It’s probably a reflection of how immensely boring I really am, but when I talk to people, I can often see their eyes glaze over. They retreat within their head to their own imaginary “Walter Mitty” world that has nothing to do with what I’m saying. Maybe they’re saving the earth from nuclear annihilation or environmental catastrophe. I can’t tell. Of course, in today’s tech-heavy world, much of what used to be internal thought and reflection has morphed into texting and online interaction that distracts folks from the here and now.

(Sometimes, the ideas flow through my head like a fountain)

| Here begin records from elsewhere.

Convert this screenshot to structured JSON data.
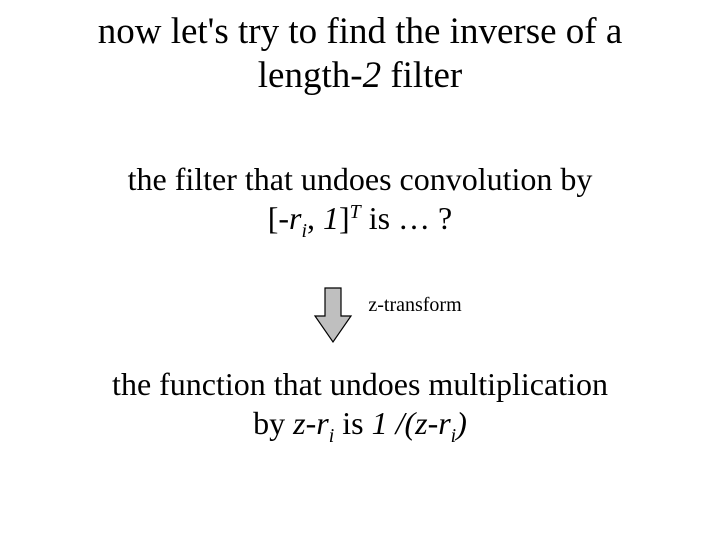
{
  "title": {
    "line1_pre": "now let's try to find the inverse of a",
    "line2_pre": "length-",
    "line2_two": "2",
    "line2_post": " filter"
  },
  "para2": {
    "line1": "the filter that undoes convolution by",
    "line2_lb": "[-",
    "line2_r": "r",
    "line2_sub": "i",
    "line2_comma": ",",
    "line2_sp1": " ",
    "line2_one": "1",
    "line2_rb": "]",
    "line2_T": "T",
    "line2_post": " is … ?"
  },
  "arrow_label": "z-transform",
  "para3": {
    "line1": "the function that undoes multiplication",
    "line2_by": "by ",
    "line2_lhs_z": "z-r",
    "line2_lhs_i": "i",
    "line2_is": " is",
    "line2_sp": " ",
    "line2_one": "1",
    "line2_div": " /(",
    "line2_rhs_z": "z-r",
    "line2_rhs_i": "i",
    "line2_close": ")"
  },
  "arrow": {
    "fill": "#bfbfbf",
    "stroke": "#000000"
  }
}
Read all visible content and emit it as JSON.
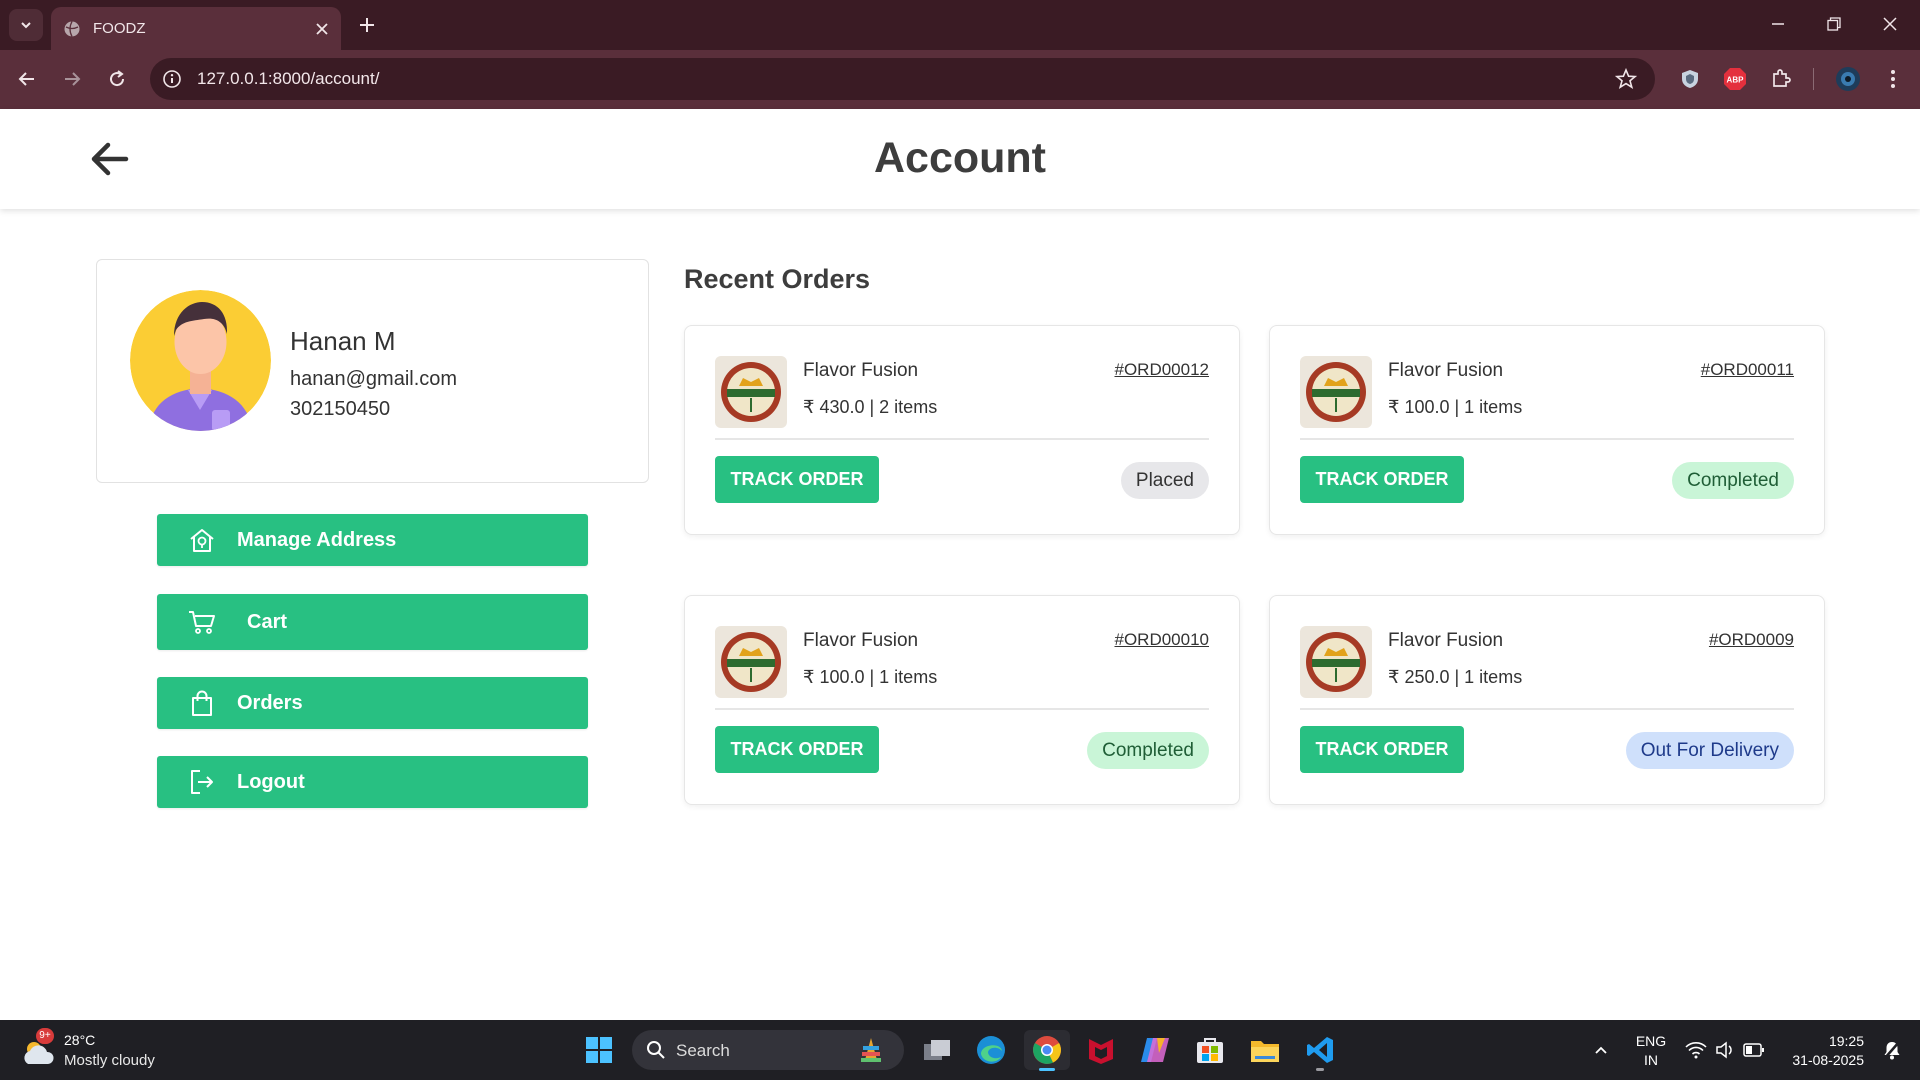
{
  "browser": {
    "tab_title": "FOODZ",
    "url": "127.0.0.1:8000/account/"
  },
  "page": {
    "title": "Account"
  },
  "profile": {
    "name": "Hanan M",
    "email": "hanan@gmail.com",
    "phone": "302150450"
  },
  "menu": {
    "items": [
      {
        "label": "Manage Address",
        "icon": "home-location-icon"
      },
      {
        "label": "Cart",
        "icon": "cart-icon"
      },
      {
        "label": "Orders",
        "icon": "shopping-bag-icon"
      },
      {
        "label": "Logout",
        "icon": "logout-icon"
      }
    ]
  },
  "orders": {
    "title": "Recent Orders",
    "track_label": "TRACK ORDER",
    "list": [
      {
        "restaurant": "Flavor Fusion",
        "id": "#ORD00012",
        "meta": "₹ 430.0 | 2 items",
        "status": "Placed",
        "status_bg": "#e7e7ea",
        "status_fg": "#333333"
      },
      {
        "restaurant": "Flavor Fusion",
        "id": "#ORD00011",
        "meta": "₹ 100.0 | 1 items",
        "status": "Completed",
        "status_bg": "#c9f5d7",
        "status_fg": "#1f5e36"
      },
      {
        "restaurant": "Flavor Fusion",
        "id": "#ORD00010",
        "meta": "₹ 100.0 | 1 items",
        "status": "Completed",
        "status_bg": "#c9f5d7",
        "status_fg": "#1f5e36"
      },
      {
        "restaurant": "Flavor Fusion",
        "id": "#ORD0009",
        "meta": "₹ 250.0 | 1 items",
        "status": "Out For Delivery",
        "status_bg": "#cfe0fb",
        "status_fg": "#1e3a8a"
      }
    ]
  },
  "colors": {
    "accent": "#28c082",
    "browser_frame": "#3a1b24",
    "browser_toolbar": "#5a2f3b"
  },
  "taskbar": {
    "weather_temp": "28°C",
    "weather_cond": "Mostly cloudy",
    "weather_badge": "9+",
    "search_label": "Search",
    "lang_top": "ENG",
    "lang_bottom": "IN",
    "time": "19:25",
    "date": "31-08-2025"
  }
}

We all have obstacles that surface daily and often struggle for a solution that works for us and hopefully for others too (what we like to call a win-win situation). I enjoy being on my own and just letting my thoughts flow in all directions … sometimes it’s productive or creative imagining or  “what will I do about the challenge I have to deal with tomorrow” stuff.

The subconscious is an absolutely AMAZING entity that solves problems and brings up creative ideas. I can’t count the number of times I’ve sought a fix or an idea that just won’t come to me consciously, and then, as if by magic, when I let it go and allow my subconscious to ply away in the hazy recesses of my frontal cortex, VOILA, the answer surfaces, sometimes in 5 minutes, sometimes it takes 5 days! I have great faith in the brain as a computer that works in the background even when we’re not aware.

(Just as an aside…using the term subconscious is frowned upon by the academic psychology crowd, who prefer the term unconscious. I personally prefer subconscious because unconscious implies a coma-like state to me. So bear with my use of subconscious, OK?)

But daydreams are like night dreams that you have when you’re sleeping- they dissolve quickly and can be lost forever, or at least for a long time, so I always try to write the helpful ideas and thoughts down as soon as I can. I’ve found that sending an e-mail note to myself from an iPad (iPhone or any other device would work just as well) works great day or night.

Other times, my daydreams are far more airy-fairy. I just time travel into scenes from my past and people I’ve known. Fortunately, I don’t seem to dwell on any of the negative experiences, but indulge in the fun and pleasurable moments. There’s a lot of joy for me in recounting driving my newly purchased  ’67 Rambler car when I was 16 (at least when it didn’t need repairs!), or inadvertently blocking the exits to the gym while kissing a lovely young thing at a Grade 10 dance. Being smooched on by my Aunt Nina has just a little less appeal, but it’s all part of a life, right?

I’m not completely like Walter Mitty; my daydreams don’t revolve around self-aggrandization…I don’t pilot jet fighters or do brain surgery in my imaginings…Oh alright…I might admit to sometimes seeing myself as a woman-pleasing, wonderful Latin Lover but that just might be TMI for you to handle.

(This could have been me at the Grade 10 dance…it was the only time we kissed)

I think all of us live another life inside our heads to varying degrees. It’s an escape and respite when we’re worn down and need a break. It’s a way to resolve our issues and problems that nag at us. It’s a route to accessing our inner creativity.  How much of a Walter Mitty are you and what does life look like inside your head?

(“Walter Mitty” is the ice below the surface)